Amazon’s kickstarted the smart speaker market with the original Echo, way back in late-2014. Like many of the company’s hardware offerings, it was very much a utilitarian device. The first Echo was smart first and speaker a distant second.
Echo’s how slowly gotten better in the sound department over time, but the arrival Apple’s HomePod and Google’s Home Max have highlighted the lack of real quality speaker in the Echo lineup. Amazon eventually added the Link, Amp, Sub
The Echo Studio is every bit Amazon’s take on the HomePod, with all the good, the bad and the everything else that entails. While it’s certainly the most premium Echo speaker Amazon has offered to date, the Studio isn’t exactly what one would deem a premium speaker. The build quality and materials don’t feel on-par with that of Apple’s. But that’s to be expected for a product that starts at $100 less.
Amazon’s almost certainly made the right move by undercutting the HomePod. A $300 speaker would be an extremely difficult sell from Amazon. Hovering at just under $200 feels like a good spot for the Echo Studio to live, especially when one factors in Amazon’s frequent hardware discounts.
At first glance, the Studio looks a bit like the HomePod, with roughly the same dimensions. It’s significantly larger than a standard Echo, but not so larger that it wouldn’t fit comfortably on most desks or shelves. There’s a signature large light ring around the top, along with a quartet of physical buttons: Mic on/off (turning the light ring red), volume up and down and the “Action” button for trigger Alexa manually.
I will say, using Google’s devices recent does really drive home how much I like the touch based input for playing and pausing songs. That’s missing here, as with other Echo devices.
About two thirds of the way down is a large cut out that goes all the way through the speaker. This is the bass aperture, designed to max output of the downward firing woofer. And it does. There’s no lack of bass on the thing — too much for my taste, in fact. It tends to muddy rock songs.
Like the Echo Buds, the Amazon app offers control over levels, so you can adjust to your heart’s content. The Studio also nsing built-in calibration similar to competing systems to get a read on the acoustics of its surroundings.
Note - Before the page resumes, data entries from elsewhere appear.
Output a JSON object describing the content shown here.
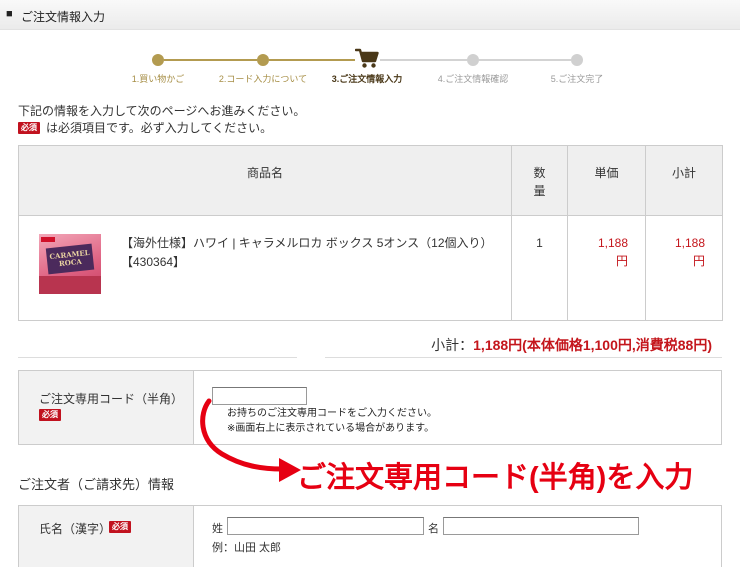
{
  "header": {
    "bullet": "■",
    "title": "ご注文情報入力"
  },
  "steps": [
    {
      "label": "1.買い物かご",
      "state": "done"
    },
    {
      "label": "2.コード入力について",
      "state": "done"
    },
    {
      "label": "3.ご注文情報入力",
      "state": "current",
      "icon": "cart-icon"
    },
    {
      "label": "4.ご注文情報確認",
      "state": "todo"
    },
    {
      "label": "5.ご注文完了",
      "state": "todo"
    }
  ],
  "intro": {
    "line1": "下記の情報を入力して次のページへお進みください。",
    "required_badge": "必須",
    "line2": "は必須項目です。必ず入力してください。"
  },
  "cart_table": {
    "headers": {
      "name": "商品名",
      "qty": "数量",
      "unit_price": "単価",
      "subtotal": "小計"
    },
    "rows": [
      {
        "image_label": "CARAMEL ROCA",
        "name": "【海外仕様】ハワイ | キャラメルロカ ボックス 5オンス（12個入り）",
        "code": "【430364】",
        "qty": "1",
        "unit_price": "1,188",
        "unit_price_unit": "円",
        "subtotal": "1,188",
        "subtotal_unit": "円"
      }
    ]
  },
  "summary": {
    "label": "小計：",
    "value": "1,188円(本体価格1,100円,消費税88円)"
  },
  "order_code": {
    "label": "ご注文専用コード（半角）",
    "required_badge": "必須",
    "value": "",
    "help_line1": "お持ちのご注文専用コードをご入力ください。",
    "help_line2": "※画面右上に表示されている場合があります。"
  },
  "annotation": {
    "text": "ご注文専用コード(半角)を入力"
  },
  "customer_section": {
    "heading": "ご注文者（ご請求先）情報",
    "name_field": {
      "label": "氏名（漢字）",
      "required_badge": "必須",
      "last_name_label": "姓",
      "last_name_value": "",
      "first_name_label": "名",
      "first_name_value": "",
      "example": "例：山田 太郎"
    }
  },
  "colors": {
    "step_done": "#b39b50",
    "step_current": "#4a3818",
    "step_todo": "#d0d0d0",
    "price_red": "#c4161c",
    "badge_red": "#c1121f",
    "annotation_red": "#e60012"
  }
}
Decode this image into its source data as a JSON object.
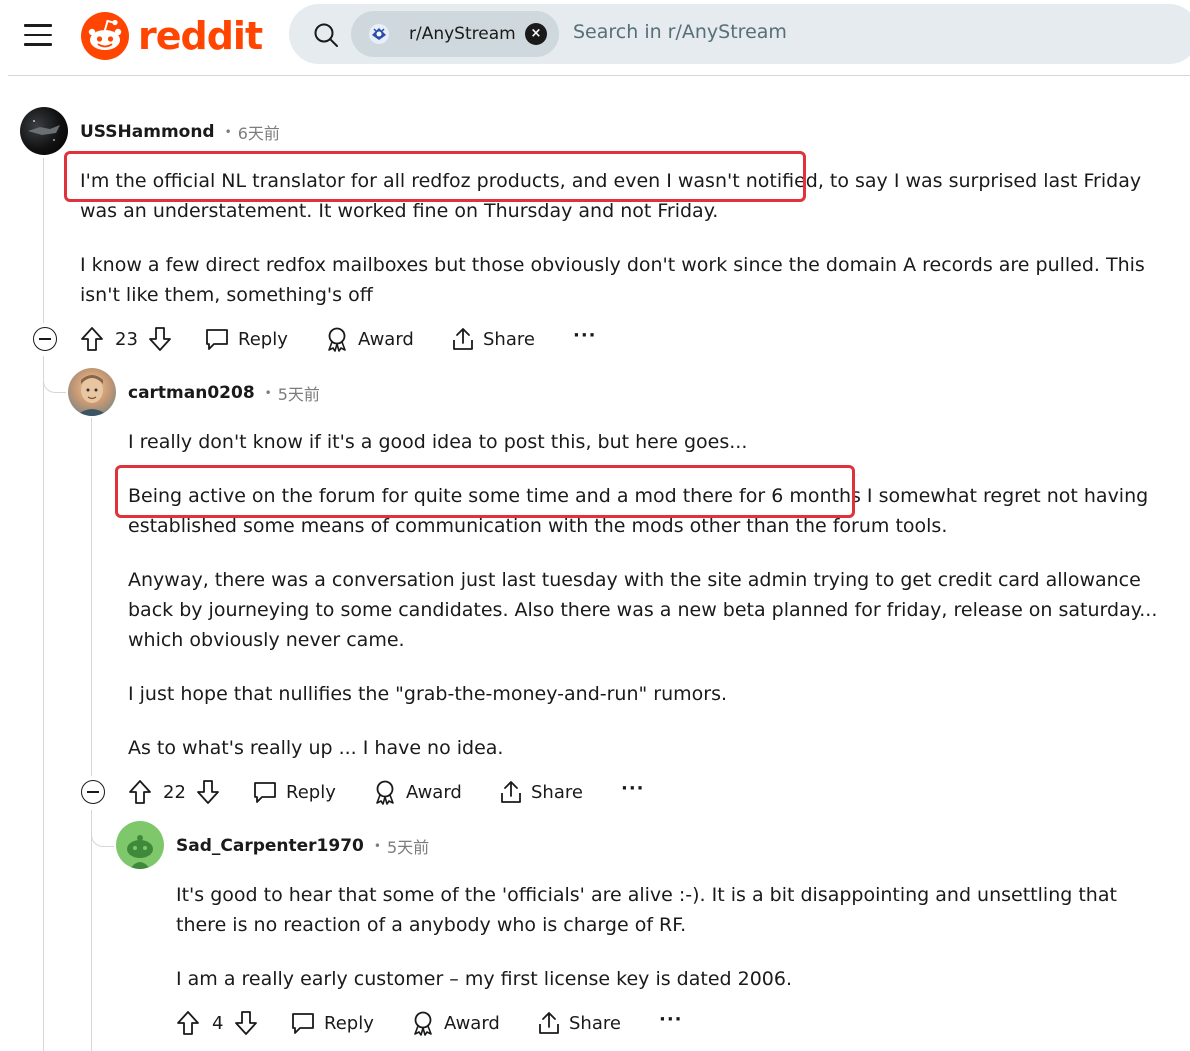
{
  "header": {
    "logo_text": "reddit",
    "search_chip": "r/AnyStream",
    "search_placeholder": "Search in r/AnyStream",
    "chip_close": "×"
  },
  "icons": [
    "menu-icon",
    "reddit-snoo-icon",
    "search-icon",
    "close-icon",
    "upvote-icon",
    "downvote-icon",
    "comment-icon",
    "award-icon",
    "share-icon",
    "more-icon",
    "collapse-icon"
  ],
  "colors": {
    "brand": "#ff4500",
    "highlight_box": "#e0323a",
    "search_bg": "#e5ebee"
  },
  "comments": [
    {
      "author": "USSHammond",
      "time": "6天前",
      "paragraphs": [
        "I'm the official NL translator for all redfoz products, and even I wasn't notified, to say I was surprised last Friday was an understatement. It worked fine on Thursday and not Friday.",
        "I know a few direct redfox mailboxes but those obviously don't work since the domain A records are pulled. This isn't like them, something's off"
      ],
      "votes": "23",
      "actions": {
        "reply": "Reply",
        "award": "Award",
        "share": "Share",
        "more": "···"
      }
    },
    {
      "author": "cartman0208",
      "time": "5天前",
      "paragraphs": [
        "I really don't know if it's a good idea to post this, but here goes...",
        "Being active on the forum for quite some time and a mod there for 6 months I somewhat regret not having established some means of communication with the mods other than the forum tools.",
        "Anyway, there was a conversation just last tuesday with the site admin trying to get credit card allowance back by journeying to some candidates. Also there was a new beta planned for friday, release on saturday... which obviously never came.",
        "I just hope that nullifies the \"grab-the-money-and-run\" rumors.",
        "As to what's really up ... I have no idea."
      ],
      "votes": "22",
      "actions": {
        "reply": "Reply",
        "award": "Award",
        "share": "Share",
        "more": "···"
      }
    },
    {
      "author": "Sad_Carpenter1970",
      "time": "5天前",
      "paragraphs": [
        "It's good to hear that some of the 'officials' are alive :-). It is a bit disappointing and unsettling that there is no reaction of a anybody who is charge of RF.",
        "I am a really early customer – my first license key is dated 2006."
      ],
      "votes": "4",
      "actions": {
        "reply": "Reply",
        "award": "Award",
        "share": "Share",
        "more": "···"
      }
    }
  ]
}
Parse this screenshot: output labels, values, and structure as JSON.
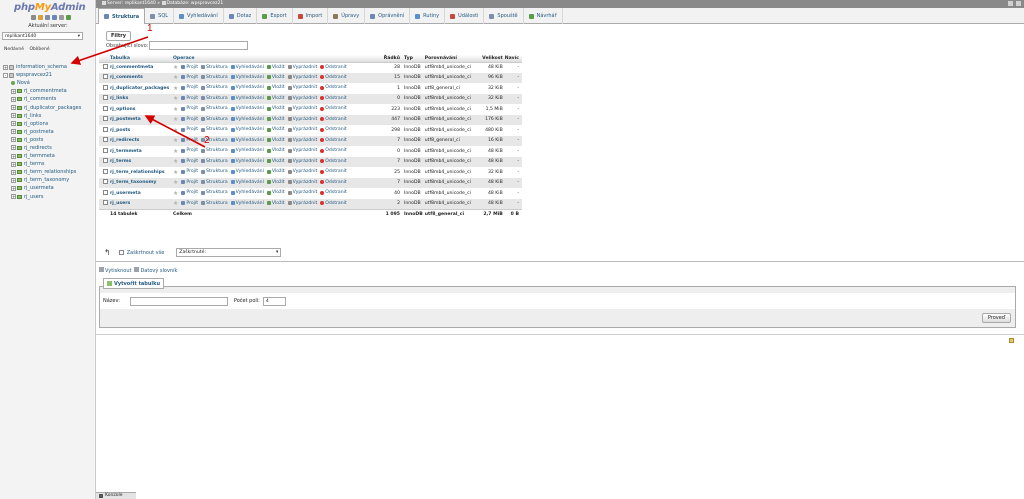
{
  "app": {
    "logo_php": "php",
    "logo_my": "My",
    "logo_admin": "Admin"
  },
  "nav": {
    "server_label": "Aktuální server:",
    "server_value": "replikant1640",
    "recent": "Nedávné",
    "favorites": "Oblíbené",
    "tree": [
      {
        "label": "information_schema",
        "kind": "db",
        "expander": "+"
      },
      {
        "label": "wpspravcez21",
        "kind": "db",
        "expander": "-"
      },
      {
        "label": "Nová",
        "kind": "new"
      },
      {
        "label": "rj_commentmeta",
        "kind": "table"
      },
      {
        "label": "rj_comments",
        "kind": "table"
      },
      {
        "label": "rj_duplicator_packages",
        "kind": "table"
      },
      {
        "label": "rj_links",
        "kind": "table"
      },
      {
        "label": "rj_options",
        "kind": "table"
      },
      {
        "label": "rj_postmeta",
        "kind": "table"
      },
      {
        "label": "rj_posts",
        "kind": "table"
      },
      {
        "label": "rj_redirects",
        "kind": "table"
      },
      {
        "label": "rj_termmeta",
        "kind": "table"
      },
      {
        "label": "rj_terms",
        "kind": "table"
      },
      {
        "label": "rj_term_relationships",
        "kind": "table"
      },
      {
        "label": "rj_term_taxonomy",
        "kind": "table"
      },
      {
        "label": "rj_usermeta",
        "kind": "table"
      },
      {
        "label": "rj_users",
        "kind": "table"
      }
    ]
  },
  "topbar": {
    "server": "Server: replikant1640",
    "sep": "»",
    "database": "Databáze: wpspravcez21"
  },
  "tabs": [
    {
      "label": "Struktura",
      "active": true,
      "color": "#6a87b6"
    },
    {
      "label": "SQL",
      "color": "#7d8fa8"
    },
    {
      "label": "Vyhledávání",
      "color": "#5c8fc7"
    },
    {
      "label": "Dotaz",
      "color": "#6a87b6"
    },
    {
      "label": "Export",
      "color": "#5a9c48"
    },
    {
      "label": "Import",
      "color": "#c44b3d"
    },
    {
      "label": "Úpravy",
      "color": "#8a7a5a"
    },
    {
      "label": "Oprávnění",
      "color": "#6a87b6"
    },
    {
      "label": "Rutiny",
      "color": "#5c8fc7"
    },
    {
      "label": "Události",
      "color": "#c44b3d"
    },
    {
      "label": "Spouště",
      "color": "#7d8fa8"
    },
    {
      "label": "Návrhář",
      "color": "#5a9c48"
    }
  ],
  "filter": {
    "button": "Filtry",
    "label": "Obsahující slovo:",
    "value": ""
  },
  "table": {
    "headers": {
      "table": "Tabulka",
      "ops": "Operace",
      "rows": "Řádků",
      "type": "Typ",
      "collation": "Porovnávání",
      "size": "Velikost",
      "overhead": "Navíc"
    },
    "op_labels": {
      "browse": "Projít",
      "structure": "Struktura",
      "search": "Vyhledávání",
      "insert": "Vložit",
      "empty": "Vyprázdnit",
      "drop": "Odstranit"
    },
    "rows": [
      {
        "name": "rj_commentmeta",
        "rows": "28",
        "type": "InnoDB",
        "collation": "utf8mb4_unicode_ci",
        "size": "48 KiB",
        "overhead": "-"
      },
      {
        "name": "rj_comments",
        "rows": "15",
        "type": "InnoDB",
        "collation": "utf8mb4_unicode_ci",
        "size": "96 KiB",
        "overhead": "-"
      },
      {
        "name": "rj_duplicator_packages",
        "rows": "1",
        "type": "InnoDB",
        "collation": "utf8_general_ci",
        "size": "32 KiB",
        "overhead": "-"
      },
      {
        "name": "rj_links",
        "rows": "0",
        "type": "InnoDB",
        "collation": "utf8mb4_unicode_ci",
        "size": "32 KiB",
        "overhead": "-"
      },
      {
        "name": "rj_options",
        "rows": "223",
        "type": "InnoDB",
        "collation": "utf8mb4_unicode_ci",
        "size": "1,5 MiB",
        "overhead": "-"
      },
      {
        "name": "rj_postmeta",
        "rows": "447",
        "type": "InnoDB",
        "collation": "utf8mb4_unicode_ci",
        "size": "176 KiB",
        "overhead": "-"
      },
      {
        "name": "rj_posts",
        "rows": "298",
        "type": "InnoDB",
        "collation": "utf8mb4_unicode_ci",
        "size": "480 KiB",
        "overhead": "-"
      },
      {
        "name": "rj_redirects",
        "rows": "7",
        "type": "InnoDB",
        "collation": "utf8_general_ci",
        "size": "16 KiB",
        "overhead": "-"
      },
      {
        "name": "rj_termmeta",
        "rows": "0",
        "type": "InnoDB",
        "collation": "utf8mb4_unicode_ci",
        "size": "48 KiB",
        "overhead": "-"
      },
      {
        "name": "rj_terms",
        "rows": "7",
        "type": "InnoDB",
        "collation": "utf8mb4_unicode_ci",
        "size": "48 KiB",
        "overhead": "-"
      },
      {
        "name": "rj_term_relationships",
        "rows": "25",
        "type": "InnoDB",
        "collation": "utf8mb4_unicode_ci",
        "size": "32 KiB",
        "overhead": "-"
      },
      {
        "name": "rj_term_taxonomy",
        "rows": "7",
        "type": "InnoDB",
        "collation": "utf8mb4_unicode_ci",
        "size": "48 KiB",
        "overhead": "-"
      },
      {
        "name": "rj_usermeta",
        "rows": "40",
        "type": "InnoDB",
        "collation": "utf8mb4_unicode_ci",
        "size": "48 KiB",
        "overhead": "-"
      },
      {
        "name": "rj_users",
        "rows": "2",
        "type": "InnoDB",
        "collation": "utf8mb4_unicode_ci",
        "size": "48 KiB",
        "overhead": "-"
      }
    ],
    "summary": {
      "count": "14 tabulek",
      "label": "Celkem",
      "rows": "1 095",
      "type": "InnoDB",
      "collation": "utf8_general_ci",
      "size": "2,7 MiB",
      "overhead": "0 B"
    }
  },
  "bulk": {
    "check_all": "Zaškrtnout vše",
    "with_selected": "Zaškrtnuté:"
  },
  "print": {
    "print": "Vytisknout",
    "dictionary": "Datový slovník"
  },
  "create": {
    "legend": "Vytvořit tabulku",
    "name_label": "Název:",
    "cols_label": "Počet polí:",
    "cols_value": "4",
    "go": "Proveď"
  },
  "console": {
    "label": "Konzole"
  },
  "annotations": {
    "one": "1",
    "two": "2",
    "color": "#d40000"
  }
}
For the best sound, Amazon recommends keeping the system at least six inches from a wall. I tried a few different spots in my living room and found the sound to be good, but not quite up to other premium smart speakers.
The Studio does well with simpler playback, like Bill Evans’s jazz piano. When playing rock like the Hold Steady or hip-hop like Run the Jewels, the music costs some clarity. It does, however, get plenty loud and should more than do the job in an apartment or door room. The addition of the home theater option makes it a nice addition for users of the Fire TV, as well.
The Studio is, without question, the best and richest sound Echo to date. From a pure sound standpoint, I certainly can’t recommend it over an Apple HomePod, Sonos Move or Google Home Max, but the $199 price point fits comfortable in Amazon’s more budget-minded approach to the smart home.